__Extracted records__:
╭──

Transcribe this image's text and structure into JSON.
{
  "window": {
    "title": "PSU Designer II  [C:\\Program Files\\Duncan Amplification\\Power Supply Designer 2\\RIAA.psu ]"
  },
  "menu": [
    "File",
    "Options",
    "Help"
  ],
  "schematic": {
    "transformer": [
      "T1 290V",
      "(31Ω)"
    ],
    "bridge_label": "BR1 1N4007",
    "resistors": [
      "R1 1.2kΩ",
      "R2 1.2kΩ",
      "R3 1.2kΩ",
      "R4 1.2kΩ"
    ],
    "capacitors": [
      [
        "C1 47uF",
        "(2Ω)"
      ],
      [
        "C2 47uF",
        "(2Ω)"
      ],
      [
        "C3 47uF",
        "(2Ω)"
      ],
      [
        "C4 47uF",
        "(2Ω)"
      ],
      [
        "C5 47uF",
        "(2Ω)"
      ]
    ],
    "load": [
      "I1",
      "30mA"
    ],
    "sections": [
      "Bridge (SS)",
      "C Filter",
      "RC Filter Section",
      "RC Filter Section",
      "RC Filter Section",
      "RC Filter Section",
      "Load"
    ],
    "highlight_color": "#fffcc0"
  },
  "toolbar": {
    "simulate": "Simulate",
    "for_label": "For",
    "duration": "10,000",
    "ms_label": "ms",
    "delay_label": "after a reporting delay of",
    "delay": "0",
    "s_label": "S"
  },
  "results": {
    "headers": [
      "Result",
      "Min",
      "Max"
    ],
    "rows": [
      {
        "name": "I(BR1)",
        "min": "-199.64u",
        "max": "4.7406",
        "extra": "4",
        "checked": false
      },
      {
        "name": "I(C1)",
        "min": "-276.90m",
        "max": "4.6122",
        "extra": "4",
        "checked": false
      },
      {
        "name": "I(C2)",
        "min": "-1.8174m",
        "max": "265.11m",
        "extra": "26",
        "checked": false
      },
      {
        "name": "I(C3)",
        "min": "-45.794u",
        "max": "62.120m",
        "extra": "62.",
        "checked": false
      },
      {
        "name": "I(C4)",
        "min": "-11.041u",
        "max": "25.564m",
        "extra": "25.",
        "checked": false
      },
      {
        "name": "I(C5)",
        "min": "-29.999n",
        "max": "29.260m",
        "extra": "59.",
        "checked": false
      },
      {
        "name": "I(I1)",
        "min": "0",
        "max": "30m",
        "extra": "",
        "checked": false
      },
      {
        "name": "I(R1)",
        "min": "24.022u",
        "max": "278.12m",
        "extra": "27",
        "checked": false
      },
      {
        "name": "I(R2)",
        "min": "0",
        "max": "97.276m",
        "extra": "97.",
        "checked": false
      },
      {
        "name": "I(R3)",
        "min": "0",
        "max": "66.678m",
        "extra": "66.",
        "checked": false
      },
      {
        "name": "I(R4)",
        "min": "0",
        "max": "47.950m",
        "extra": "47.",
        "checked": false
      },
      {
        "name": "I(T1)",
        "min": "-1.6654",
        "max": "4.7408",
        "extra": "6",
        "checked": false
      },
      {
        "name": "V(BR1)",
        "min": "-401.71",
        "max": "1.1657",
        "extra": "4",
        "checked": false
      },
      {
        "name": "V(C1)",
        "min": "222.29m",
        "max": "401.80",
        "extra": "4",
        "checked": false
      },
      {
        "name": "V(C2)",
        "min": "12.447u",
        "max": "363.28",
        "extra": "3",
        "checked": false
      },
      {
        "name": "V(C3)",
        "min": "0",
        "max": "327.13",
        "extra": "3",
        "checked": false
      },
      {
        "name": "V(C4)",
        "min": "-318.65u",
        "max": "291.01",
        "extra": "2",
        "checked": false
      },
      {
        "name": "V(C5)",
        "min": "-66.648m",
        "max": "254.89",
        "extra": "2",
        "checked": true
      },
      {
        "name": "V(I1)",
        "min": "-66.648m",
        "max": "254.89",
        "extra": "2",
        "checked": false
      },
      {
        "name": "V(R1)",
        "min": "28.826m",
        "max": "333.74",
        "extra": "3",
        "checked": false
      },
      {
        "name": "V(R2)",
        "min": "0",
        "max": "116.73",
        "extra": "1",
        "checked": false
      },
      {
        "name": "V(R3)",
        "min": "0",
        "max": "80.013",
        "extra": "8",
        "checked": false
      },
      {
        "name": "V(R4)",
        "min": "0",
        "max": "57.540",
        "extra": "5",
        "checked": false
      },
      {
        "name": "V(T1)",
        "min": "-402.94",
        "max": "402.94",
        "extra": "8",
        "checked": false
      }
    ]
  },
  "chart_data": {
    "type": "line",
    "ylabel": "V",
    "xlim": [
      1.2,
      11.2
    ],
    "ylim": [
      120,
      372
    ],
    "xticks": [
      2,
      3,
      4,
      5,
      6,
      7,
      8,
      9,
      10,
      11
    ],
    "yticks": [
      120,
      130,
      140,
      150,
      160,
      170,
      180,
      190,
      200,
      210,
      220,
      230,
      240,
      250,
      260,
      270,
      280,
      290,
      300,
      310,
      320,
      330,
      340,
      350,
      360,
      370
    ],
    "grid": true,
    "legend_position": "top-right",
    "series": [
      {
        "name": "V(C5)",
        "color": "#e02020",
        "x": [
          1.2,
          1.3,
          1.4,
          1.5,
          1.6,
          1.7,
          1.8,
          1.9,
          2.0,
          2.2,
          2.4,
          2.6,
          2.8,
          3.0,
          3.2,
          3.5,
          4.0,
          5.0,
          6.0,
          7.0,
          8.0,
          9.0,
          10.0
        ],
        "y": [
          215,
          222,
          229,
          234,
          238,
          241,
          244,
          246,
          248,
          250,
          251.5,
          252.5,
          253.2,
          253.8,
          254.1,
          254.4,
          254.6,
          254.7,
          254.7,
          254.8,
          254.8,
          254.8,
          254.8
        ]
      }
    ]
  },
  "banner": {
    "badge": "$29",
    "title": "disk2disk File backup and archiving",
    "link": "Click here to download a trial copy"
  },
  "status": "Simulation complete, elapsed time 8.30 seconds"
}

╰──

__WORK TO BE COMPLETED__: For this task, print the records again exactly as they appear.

__YOUR SOLUTION__:
Transcribe this image's text and structure into JSON.
{
  "window": {
    "title": "PSU Designer II  [C:\\Program Files\\Duncan Amplification\\Power Supply Designer 2\\RIAA.psu ]"
  },
  "menu": [
    "File",
    "Options",
    "Help"
  ],
  "schematic": {
    "transformer": [
      "T1 290V",
      "(31Ω)"
    ],
    "bridge_label": "BR1 1N4007",
    "resistors": [
      "R1 1.2kΩ",
      "R2 1.2kΩ",
      "R3 1.2kΩ",
      "R4 1.2kΩ"
    ],
    "capacitors": [
      [
        "C1 47uF",
        "(2Ω)"
      ],
      [
        "C2 47uF",
        "(2Ω)"
      ],
      [
        "C3 47uF",
        "(2Ω)"
      ],
      [
        "C4 47uF",
        "(2Ω)"
      ],
      [
        "C5 47uF",
        "(2Ω)"
      ]
    ],
    "load": [
      "I1",
      "30mA"
    ],
    "sections": [
      "Bridge (SS)",
      "C Filter",
      "RC Filter Section",
      "RC Filter Section",
      "RC Filter Section",
      "RC Filter Section",
      "Load"
    ],
    "highlight_color": "#fffcc0"
  },
  "toolbar": {
    "simulate": "Simulate",
    "for_label": "For",
    "duration": "10,000",
    "ms_label": "ms",
    "delay_label": "after a reporting delay of",
    "delay": "0",
    "s_label": "S"
  },
  "results": {
    "headers": [
      "Result",
      "Min",
      "Max"
    ],
    "rows": [
      {
        "name": "I(BR1)",
        "min": "-199.64u",
        "max": "4.7406",
        "extra": "4",
        "checked": false
      },
      {
        "name": "I(C1)",
        "min": "-276.90m",
        "max": "4.6122",
        "extra": "4",
        "checked": false
      },
      {
        "name": "I(C2)",
        "min": "-1.8174m",
        "max": "265.11m",
        "extra": "26",
        "checked": false
      },
      {
        "name": "I(C3)",
        "min": "-45.794u",
        "max": "62.120m",
        "extra": "62.",
        "checked": false
      },
      {
        "name": "I(C4)",
        "min": "-11.041u",
        "max": "25.564m",
        "extra": "25.",
        "checked": false
      },
      {
        "name": "I(C5)",
        "min": "-29.999n",
        "max": "29.260m",
        "extra": "59.",
        "checked": false
      },
      {
        "name": "I(I1)",
        "min": "0",
        "max": "30m",
        "extra": "",
        "checked": false
      },
      {
        "name": "I(R1)",
        "min": "24.022u",
        "max": "278.12m",
        "extra": "27",
        "checked": false
      },
      {
        "name": "I(R2)",
        "min": "0",
        "max": "97.276m",
        "extra": "97.",
        "checked": false
      },
      {
        "name": "I(R3)",
        "min": "0",
        "max": "66.678m",
        "extra": "66.",
        "checked": false
      },
      {
        "name": "I(R4)",
        "min": "0",
        "max": "47.950m",
        "extra": "47.",
        "checked": false
      },
      {
        "name": "I(T1)",
        "min": "-1.6654",
        "max": "4.7408",
        "extra": "6",
        "checked": false
      },
      {
        "name": "V(BR1)",
        "min": "-401.71",
        "max": "1.1657",
        "extra": "4",
        "checked": false
      },
      {
        "name": "V(C1)",
        "min": "222.29m",
        "max": "401.80",
        "extra": "4",
        "checked": false
      },
      {
        "name": "V(C2)",
        "min": "12.447u",
        "max": "363.28",
        "extra": "3",
        "checked": false
      },
      {
        "name": "V(C3)",
        "min": "0",
        "max": "327.13",
        "extra": "3",
        "checked": false
      },
      {
        "name": "V(C4)",
        "min": "-318.65u",
        "max": "291.01",
        "extra": "2",
        "checked": false
      },
      {
        "name": "V(C5)",
        "min": "-66.648m",
        "max": "254.89",
        "extra": "2",
        "checked": true
      },
      {
        "name": "V(I1)",
        "min": "-66.648m",
        "max": "254.89",
        "extra": "2",
        "checked": false
      },
      {
        "name": "V(R1)",
        "min": "28.826m",
        "max": "333.74",
        "extra": "3",
        "checked": false
      },
      {
        "name": "V(R2)",
        "min": "0",
        "max": "116.73",
        "extra": "1",
        "checked": false
      },
      {
        "name": "V(R3)",
        "min": "0",
        "max": "80.013",
        "extra": "8",
        "checked": false
      },
      {
        "name": "V(R4)",
        "min": "0",
        "max": "57.540",
        "extra": "5",
        "checked": false
      },
      {
        "name": "V(T1)",
        "min": "-402.94",
        "max": "402.94",
        "extra": "8",
        "checked": false
      }
    ]
  },
  "chart_data": {
    "type": "line",
    "ylabel": "V",
    "xlim": [
      1.2,
      11.2
    ],
    "ylim": [
      120,
      372
    ],
    "xticks": [
      2,
      3,
      4,
      5,
      6,
      7,
      8,
      9,
      10,
      11
    ],
    "yticks": [
      120,
      130,
      140,
      150,
      160,
      170,
      180,
      190,
      200,
      210,
      220,
      230,
      240,
      250,
      260,
      270,
      280,
      290,
      300,
      310,
      320,
      330,
      340,
      350,
      360,
      370
    ],
    "grid": true,
    "legend_position": "top-right",
    "series": [
      {
        "name": "V(C5)",
        "color": "#e02020",
        "x": [
          1.2,
          1.3,
          1.4,
          1.5,
          1.6,
          1.7,
          1.8,
          1.9,
          2.0,
          2.2,
          2.4,
          2.6,
          2.8,
          3.0,
          3.2,
          3.5,
          4.0,
          5.0,
          6.0,
          7.0,
          8.0,
          9.0,
          10.0
        ],
        "y": [
          215,
          222,
          229,
          234,
          238,
          241,
          244,
          246,
          248,
          250,
          251.5,
          252.5,
          253.2,
          253.8,
          254.1,
          254.4,
          254.6,
          254.7,
          254.7,
          254.8,
          254.8,
          254.8,
          254.8
        ]
      }
    ]
  },
  "banner": {
    "badge": "$29",
    "title": "disk2disk File backup and archiving",
    "link": "Click here to download a trial copy"
  },
  "status": "Simulation complete, elapsed time 8.30 seconds"
}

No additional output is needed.